PROBLEM TO WORK ON | Each line from the one containing "Output a JSON" to the last line of the listing below is to be duplicated exactly, and no picture is to be carried over.

DATA |
========

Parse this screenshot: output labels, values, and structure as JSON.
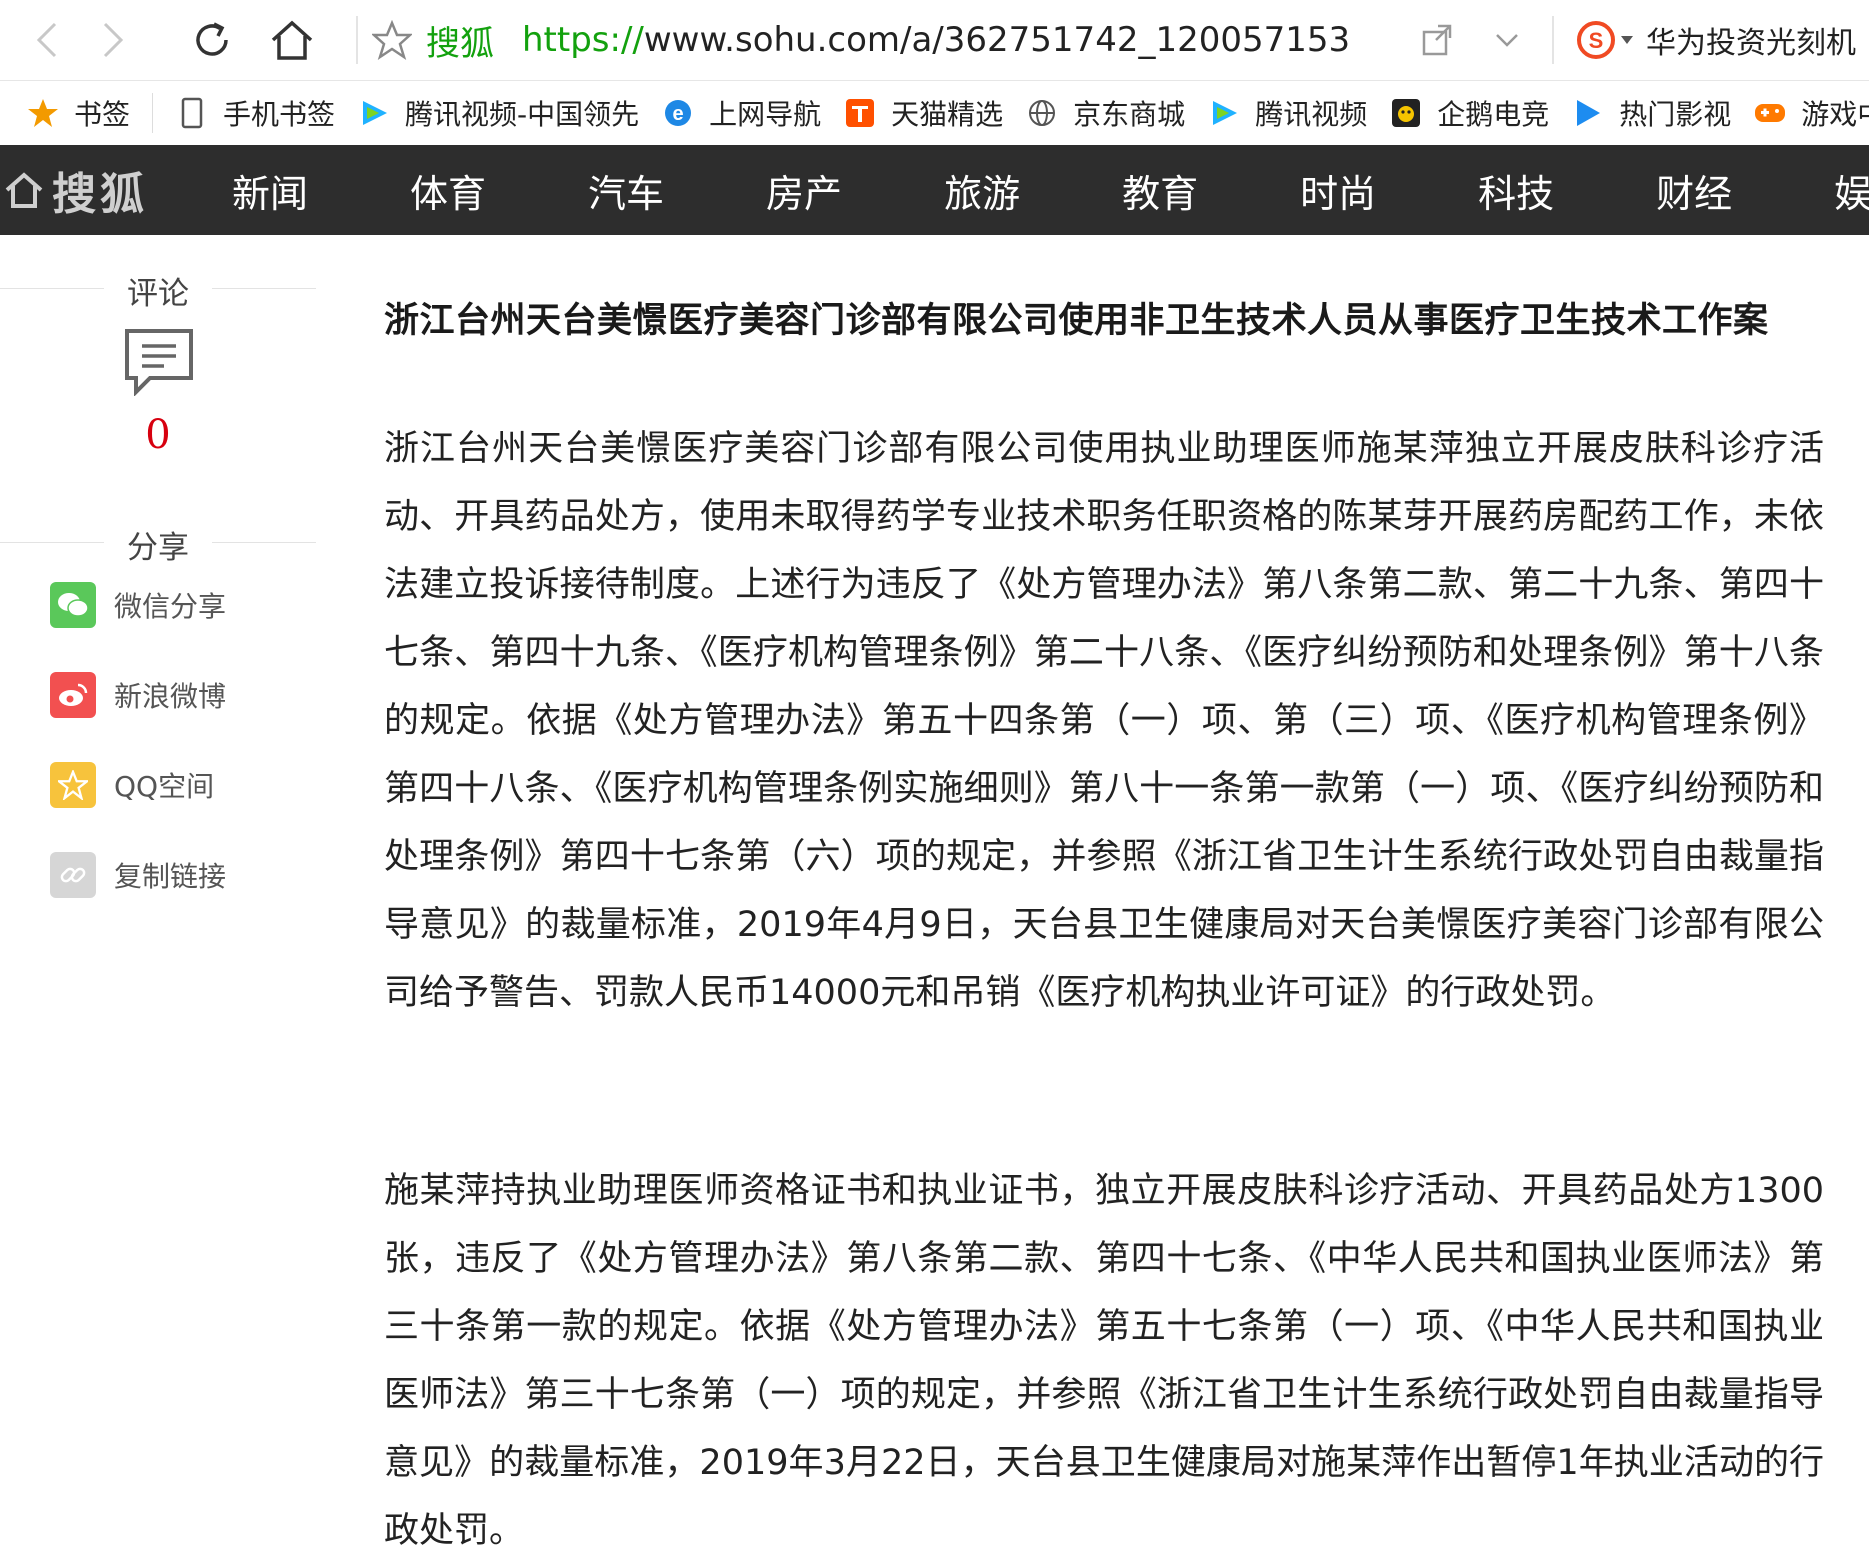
{
  "browser": {
    "address": {
      "site_label": "搜狐",
      "url_protocol": "https://",
      "url_rest": "www.sohu.com/a/362751742_120057153"
    },
    "search_text": "华为投资光刻机"
  },
  "bookmarks": [
    {
      "label": "书签",
      "icon": "star-icon"
    },
    {
      "label": "手机书签",
      "icon": "phone-icon"
    },
    {
      "label": "腾讯视频-中国领先",
      "icon": "tencent-video-icon"
    },
    {
      "label": "上网导航",
      "icon": "ie-icon"
    },
    {
      "label": "天猫精选",
      "icon": "tmall-icon"
    },
    {
      "label": "京东商城",
      "icon": "globe-icon"
    },
    {
      "label": "腾讯视频",
      "icon": "tencent-video-icon"
    },
    {
      "label": "企鹅电竞",
      "icon": "penguin-icon"
    },
    {
      "label": "热门影视",
      "icon": "play-icon"
    },
    {
      "label": "游戏中",
      "icon": "gamepad-icon"
    }
  ],
  "channel_nav": {
    "logo": "搜狐",
    "items": [
      "新闻",
      "体育",
      "汽车",
      "房产",
      "旅游",
      "教育",
      "时尚",
      "科技",
      "财经",
      "娱"
    ]
  },
  "sidebar": {
    "comment_label": "评论",
    "comment_count": "0",
    "share_label": "分享",
    "share_items": [
      {
        "label": "微信分享",
        "color": "#5ac85a"
      },
      {
        "label": "新浪微博",
        "color": "#f25050"
      },
      {
        "label": "QQ空间",
        "color": "#f7c33c"
      },
      {
        "label": "复制链接",
        "color": "#d6d6d6"
      }
    ]
  },
  "article": {
    "title": "浙江台州天台美憬医疗美容门诊部有限公司使用非卫生技术人员从事医疗卫生技术工作案",
    "paragraphs": [
      "浙江台州天台美憬医疗美容门诊部有限公司使用执业助理医师施某萍独立开展皮肤科诊疗活动、开具药品处方，使用未取得药学专业技术职务任职资格的陈某芽开展药房配药工作，未依法建立投诉接待制度。上述行为违反了《处方管理办法》第八条第二款、第二十九条、第四十七条、第四十九条、《医疗机构管理条例》第二十八条、《医疗纠纷预防和处理条例》第十八条的规定。依据《处方管理办法》第五十四条第（一）项、第（三）项、《医疗机构管理条例》第四十八条、《医疗机构管理条例实施细则》第八十一条第一款第（一）项、《医疗纠纷预防和处理条例》第四十七条第（六）项的规定，并参照《浙江省卫生计生系统行政处罚自由裁量指导意见》的裁量标准，2019年4月9日，天台县卫生健康局对天台美憬医疗美容门诊部有限公司给予警告、罚款人民币14000元和吊销《医疗机构执业许可证》的行政处罚。",
      "施某萍持执业助理医师资格证书和执业证书，独立开展皮肤科诊疗活动、开具药品处方1300张，违反了《处方管理办法》第八条第二款、第四十七条、《中华人民共和国执业医师法》第三十条第一款的规定。依据《处方管理办法》第五十七条第（一）项、《中华人民共和国执业医师法》第三十七条第（一）项的规定，并参照《浙江省卫生计生系统行政处罚自由裁量指导意见》的裁量标准，2019年3月22日，天台县卫生健康局对施某萍作出暂停1年执业活动的行政处罚。"
    ]
  }
}
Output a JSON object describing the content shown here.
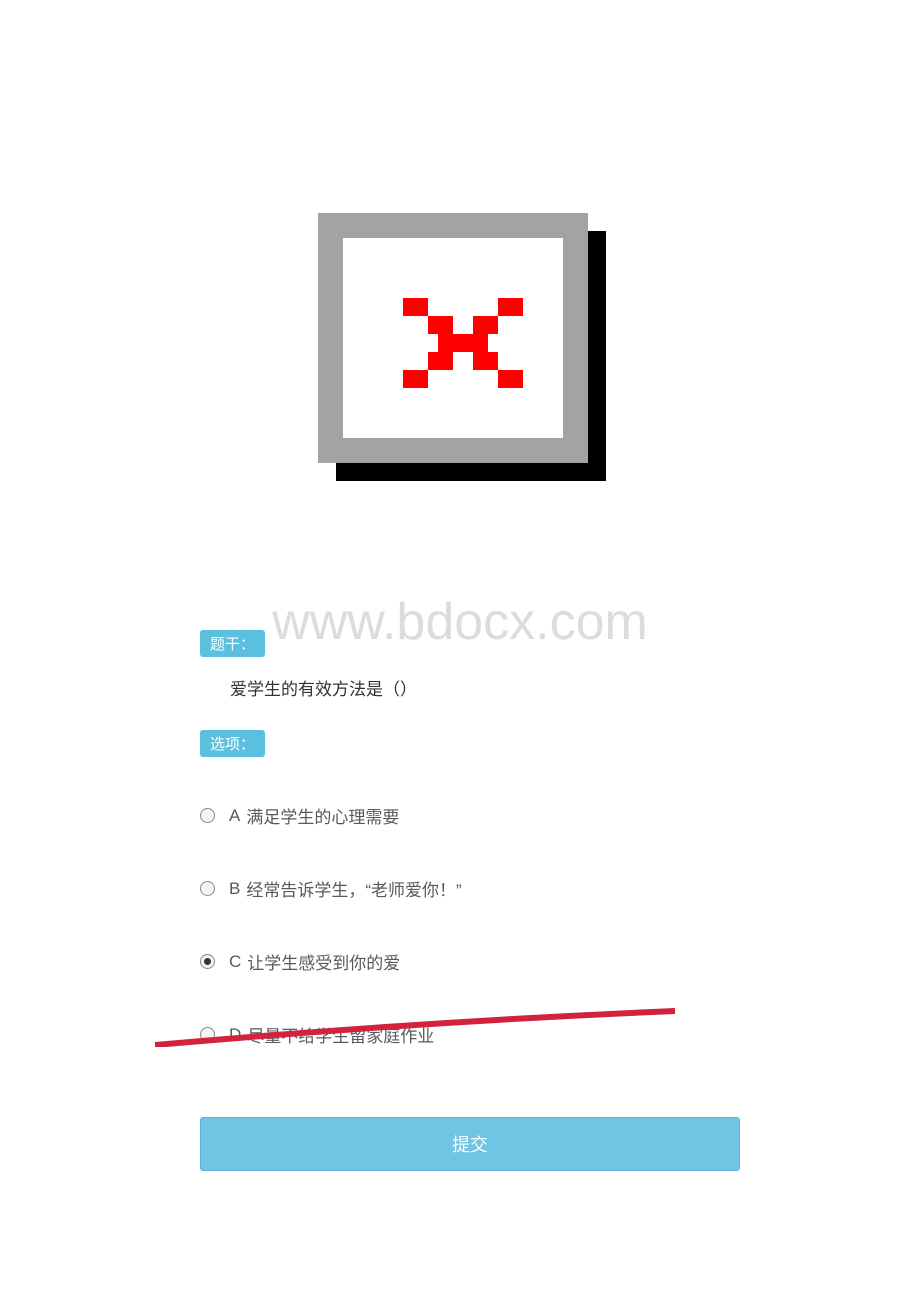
{
  "watermark": "www.bdocx.com",
  "labels": {
    "question_tag": "题干：",
    "options_tag": "选项："
  },
  "question": "爱学生的有效方法是（）",
  "options": [
    {
      "letter": "A",
      "text": "满足学生的心理需要",
      "selected": false
    },
    {
      "letter": "B",
      "text": "经常告诉学生，“老师爱你！”",
      "selected": false
    },
    {
      "letter": "C",
      "text": "让学生感受到你的爱",
      "selected": true
    },
    {
      "letter": "D",
      "text": "尽量不给学生留家庭作业",
      "selected": false
    }
  ],
  "submit_label": "提交"
}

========

YOUR RESPONSE |
Output a JSON object describing the content shown here.
{
  "watermark": "www.bdocx.com",
  "labels": {
    "question_tag": "题干：",
    "options_tag": "选项："
  },
  "question": "爱学生的有效方法是（）",
  "options": [
    {
      "letter": "A",
      "text": "满足学生的心理需要",
      "selected": false
    },
    {
      "letter": "B",
      "text": "经常告诉学生，“老师爱你！”",
      "selected": false
    },
    {
      "letter": "C",
      "text": "让学生感受到你的爱",
      "selected": true
    },
    {
      "letter": "D",
      "text": "尽量不给学生留家庭作业",
      "selected": false
    }
  ],
  "submit_label": "提交"
}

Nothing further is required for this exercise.